By Elizabeth Coleman
While running an independent physician practice comes with many benefits, there are many administrative considerations that can create pitfalls for unsuspecting physicians. Practices must ensure their employment policies and arrangements are legal, especially considering recent developments in Virginia law.
Finding and retaining competent staff can be difficult. Employers often think that independent contractor arrangements are more effective for bringing in staff. Yet recent Virginia law has significantly hindered independent contractor arrangements.
Virginia now presumes that individuals working for renumeration are employees unless the individual or company demonstrates otherwise. The considerations for whether an individual is an independent contractor or employee track the IRS guidelines – a 20-factor “test” to evaluate who controls the individual’s work. Considerations include who provides the equipment or means to perform the service, the continuity of the parties’ relationship, and the level of training and direction provided. Review your contracts with alleged independent contractors. You would be surprised how many contracts expressly refer to the individual as an “employee” or provide significant oversight requirements.
The risk of misclassification of an employee can be expensive. Virginia law provides a private right of action to sue the employer for damages in the amount of any wages or benefits (including expenses) that would have been covered had the individual not been misclassified, other compensation lost, and reasonable attorneys’ fees and costs. The law also protects an individual who reports misclassification from retaliation. The Department of Labor and Industry may also institute proceedings against the employer for damages and other penalties.
Ultimately, there is little difference in hiring individuals as employees or independent contractors. Hiring individuals as employees creates an extra layer of protection and avoids any future disputes.
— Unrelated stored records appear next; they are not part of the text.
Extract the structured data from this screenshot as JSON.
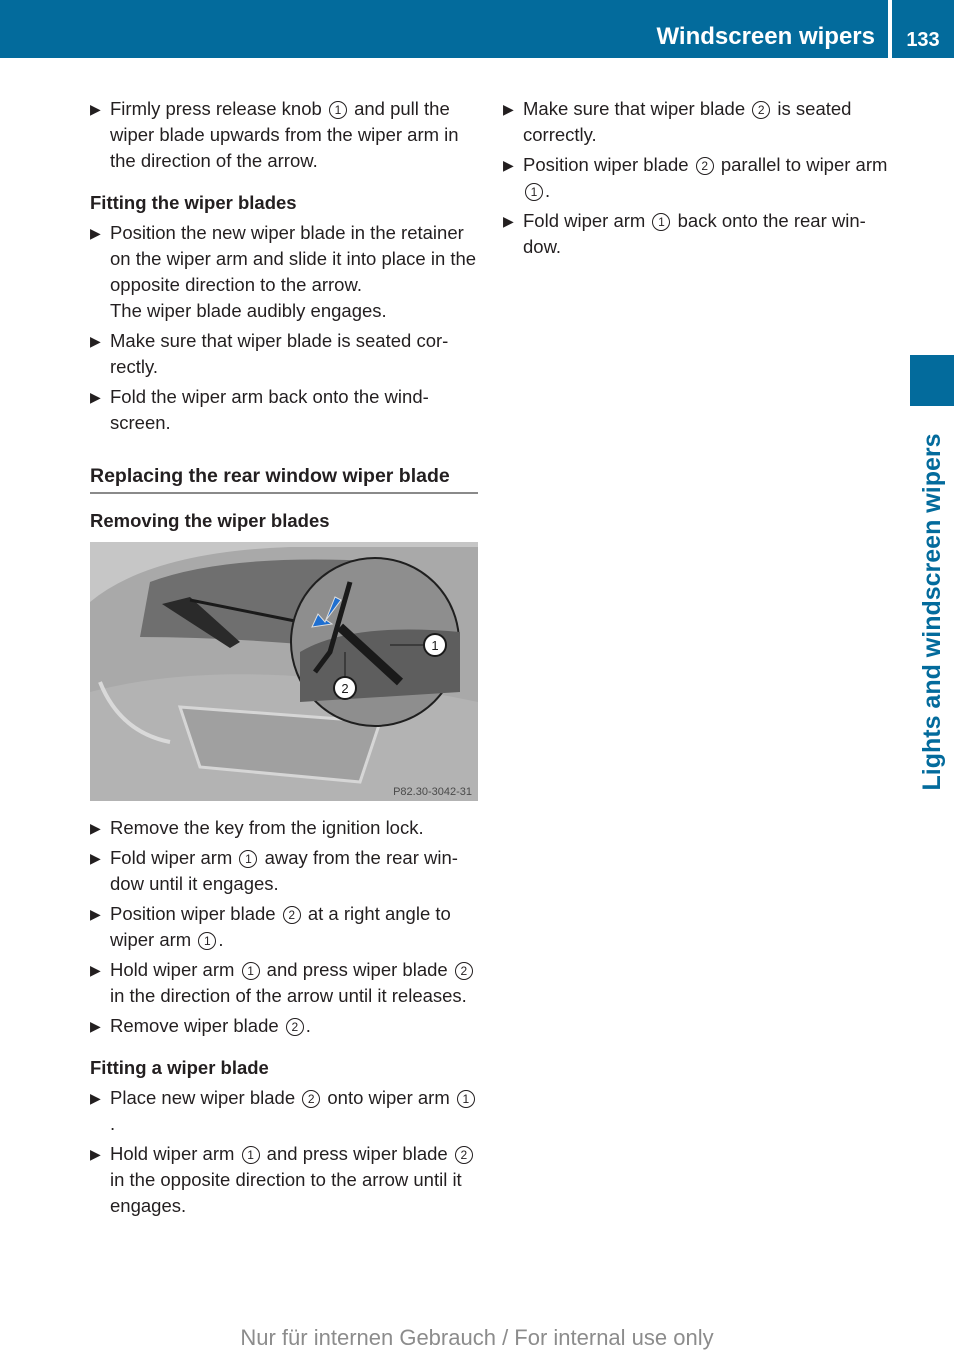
{
  "header": {
    "title": "Windscreen wipers",
    "page_number": "133",
    "color": "#036b9c"
  },
  "side_tab": {
    "label": "Lights and windscreen wipers"
  },
  "left_column": {
    "intro_step": {
      "parts": [
        "Firmly press release knob ",
        "1",
        " and pull the wiper blade upwards from the wiper arm in the direction of the arrow."
      ]
    },
    "fitting_blades": {
      "heading": "Fitting the wiper blades",
      "steps": [
        {
          "text": "Position the new wiper blade in the retainer on the wiper arm and slide it into place in the opposite direction to the arrow.",
          "note": "The wiper blade audibly engages."
        },
        {
          "text": "Make sure that wiper blade is seated cor-rectly."
        },
        {
          "text": "Fold the wiper arm back onto the wind-screen."
        }
      ]
    },
    "section": {
      "heading": "Replacing the rear window wiper blade",
      "removing_heading": "Removing the wiper blades",
      "figure": {
        "code": "P82.30-3042-31",
        "callouts": [
          "1",
          "2"
        ],
        "alt": "Rear window wiper arm with detail view of wiper blade and arrow"
      },
      "removing_steps": [
        {
          "parts": [
            "Remove the key from the ignition lock."
          ]
        },
        {
          "parts": [
            "Fold wiper arm ",
            "1",
            " away from the rear win-dow until it engages."
          ]
        },
        {
          "parts": [
            "Position wiper blade ",
            "2",
            " at a right angle to wiper arm ",
            "1",
            "."
          ]
        },
        {
          "parts": [
            "Hold wiper arm ",
            "1",
            " and press wiper blade ",
            "2",
            " in the direction of the arrow until it releases."
          ]
        },
        {
          "parts": [
            "Remove wiper blade ",
            "2",
            "."
          ]
        }
      ],
      "fitting_heading": "Fitting a wiper blade",
      "fitting_steps": [
        {
          "parts": [
            "Place new wiper blade ",
            "2",
            " onto wiper arm ",
            "1",
            "."
          ]
        },
        {
          "parts": [
            "Hold wiper arm ",
            "1",
            " and press wiper blade ",
            "2",
            " in the opposite direction to the arrow until it engages."
          ]
        }
      ]
    }
  },
  "right_column": {
    "steps": [
      {
        "parts": [
          "Make sure that wiper blade ",
          "2",
          " is seated correctly."
        ]
      },
      {
        "parts": [
          "Position wiper blade ",
          "2",
          " parallel to wiper arm ",
          "1",
          "."
        ]
      },
      {
        "parts": [
          "Fold wiper arm ",
          "1",
          " back onto the rear win-dow."
        ]
      }
    ]
  },
  "bullet_glyph": "▶",
  "footer": {
    "watermark": "Nur für internen Gebrauch / For internal use only"
  }
}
Another important update of which physicians should be aware is the current state of non-competes. Many agreements include clauses that prohibit former employees from working for competitors. In the past, the enforceability of a non-competition clause primarily rested on the reasonableness of the restrictions. Virginia now also prohibits including non-competition clauses in agreements with “low-wage earners.” Low-wage earners are employees whose average weekly earnings are less than the average weekly wage of Virginia employees. For 2023, this is any individual making less than $69,836 a year. Low-wage earners also include interns, apprentices, trainees and independent contractors compensated at an hourly rate less than the Virginia median hourly wage. Low-wage earners do not include employees who primarily derive earnings from sales commissions, incentives, or bonuses.
Still, this prohibition covers a greater number of employees than one would expect. Like the misclassification law, this law creates a private right of action and allows courts to void the non-compete and award damages and attorneys’ fees. The Department of Labor and Industry may also fine the employer $10,000.00 per violation. Non-competition clauses are frequently included in standard template agreements, so every contract should be carefully reviewed to confirm compliance.
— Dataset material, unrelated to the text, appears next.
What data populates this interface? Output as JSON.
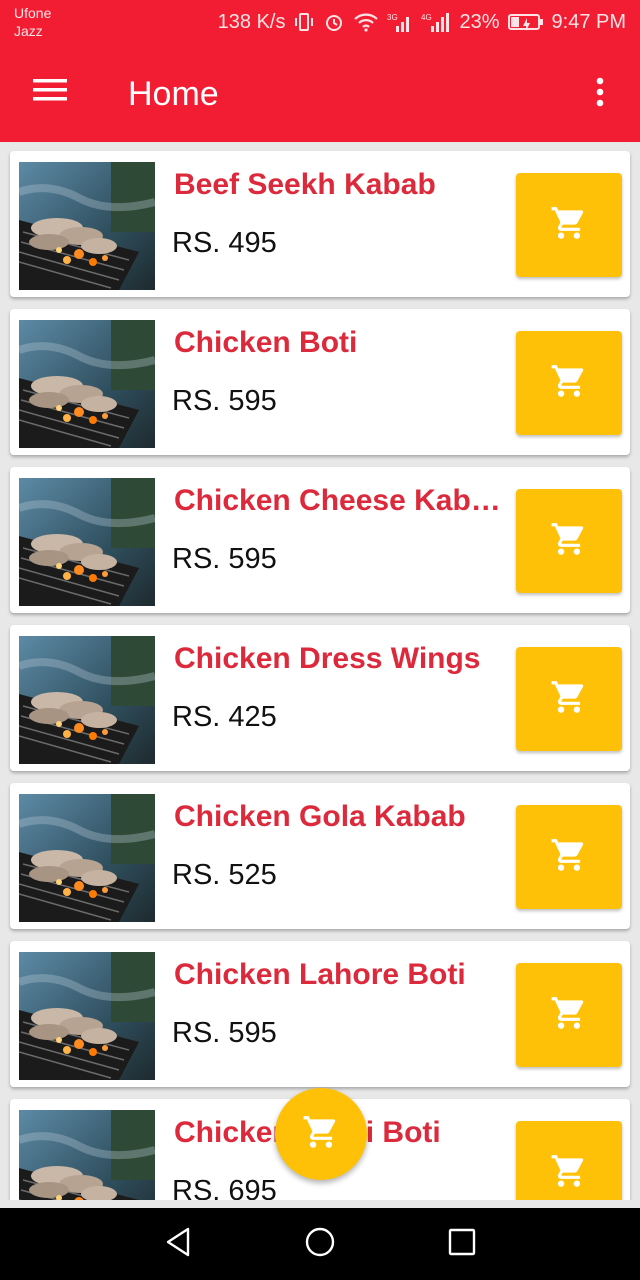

These are just two potential pitfalls that independent physicians operating their own practice should be aware of when engaging individuals to provide services. Virginia employment law changes frequently, and there have been significant departures from past practices. It is important to review your employment policies with an attorney to ensure that you do not run afoul of relevant federal and Virginia law – leaving you to focus on providing patient-centered, quality healthcare services.
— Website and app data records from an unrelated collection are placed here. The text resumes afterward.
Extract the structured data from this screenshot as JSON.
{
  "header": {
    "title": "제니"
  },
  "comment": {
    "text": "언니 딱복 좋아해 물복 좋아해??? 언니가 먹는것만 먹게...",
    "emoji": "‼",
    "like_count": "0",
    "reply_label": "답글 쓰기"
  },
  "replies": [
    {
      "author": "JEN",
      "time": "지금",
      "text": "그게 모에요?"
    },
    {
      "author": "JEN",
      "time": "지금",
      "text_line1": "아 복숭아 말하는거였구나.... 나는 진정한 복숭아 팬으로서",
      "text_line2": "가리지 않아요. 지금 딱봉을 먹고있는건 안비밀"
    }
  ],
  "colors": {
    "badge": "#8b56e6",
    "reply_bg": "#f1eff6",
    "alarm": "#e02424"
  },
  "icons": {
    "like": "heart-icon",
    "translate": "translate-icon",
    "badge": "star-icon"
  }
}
Elizabeth Coleman is an attorney with Goodman Allen Donnelly. She assists healthcare providers with a wide variety of healthcare related issues. She also routinely assists healthcare providers with employment issues, such as contract disputes and grievance processes. Goodmanallen.com